= Beginning of Section =

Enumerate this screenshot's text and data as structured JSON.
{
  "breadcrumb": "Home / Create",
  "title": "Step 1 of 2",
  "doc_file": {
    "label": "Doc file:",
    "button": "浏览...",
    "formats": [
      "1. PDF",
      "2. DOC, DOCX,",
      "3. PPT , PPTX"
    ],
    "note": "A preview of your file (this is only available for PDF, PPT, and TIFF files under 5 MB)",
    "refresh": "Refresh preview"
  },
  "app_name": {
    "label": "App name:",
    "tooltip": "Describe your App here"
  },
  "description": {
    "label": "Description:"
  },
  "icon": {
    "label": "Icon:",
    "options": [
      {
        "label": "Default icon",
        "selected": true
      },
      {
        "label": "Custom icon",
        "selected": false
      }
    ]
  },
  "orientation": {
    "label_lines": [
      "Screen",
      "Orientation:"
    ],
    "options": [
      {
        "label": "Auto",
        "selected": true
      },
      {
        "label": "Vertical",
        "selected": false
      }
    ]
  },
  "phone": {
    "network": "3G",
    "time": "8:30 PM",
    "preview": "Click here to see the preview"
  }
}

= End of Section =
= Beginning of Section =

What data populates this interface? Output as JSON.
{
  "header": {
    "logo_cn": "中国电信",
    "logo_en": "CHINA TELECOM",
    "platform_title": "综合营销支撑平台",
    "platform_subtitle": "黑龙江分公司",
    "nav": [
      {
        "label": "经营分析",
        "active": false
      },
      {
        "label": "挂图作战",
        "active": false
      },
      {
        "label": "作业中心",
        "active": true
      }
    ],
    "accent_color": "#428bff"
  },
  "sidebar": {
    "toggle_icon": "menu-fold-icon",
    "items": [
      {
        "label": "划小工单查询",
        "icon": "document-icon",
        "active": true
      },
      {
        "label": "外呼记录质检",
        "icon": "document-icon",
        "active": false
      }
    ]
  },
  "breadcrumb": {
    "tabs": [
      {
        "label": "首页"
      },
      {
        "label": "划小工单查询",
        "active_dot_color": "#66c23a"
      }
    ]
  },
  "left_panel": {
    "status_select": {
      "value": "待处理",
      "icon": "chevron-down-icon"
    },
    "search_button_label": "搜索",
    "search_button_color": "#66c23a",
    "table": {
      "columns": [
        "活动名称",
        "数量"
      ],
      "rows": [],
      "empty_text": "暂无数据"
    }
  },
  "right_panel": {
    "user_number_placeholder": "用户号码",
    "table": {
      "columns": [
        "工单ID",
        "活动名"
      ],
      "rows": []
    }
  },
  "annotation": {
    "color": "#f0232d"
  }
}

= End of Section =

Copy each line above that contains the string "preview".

— Answer section —
    "note": "A preview of your file (this is only available for PDF, PPT, and TIFF files under 5 MB)",
    "refresh": "Refresh preview"
    "preview": "Click here to see the preview"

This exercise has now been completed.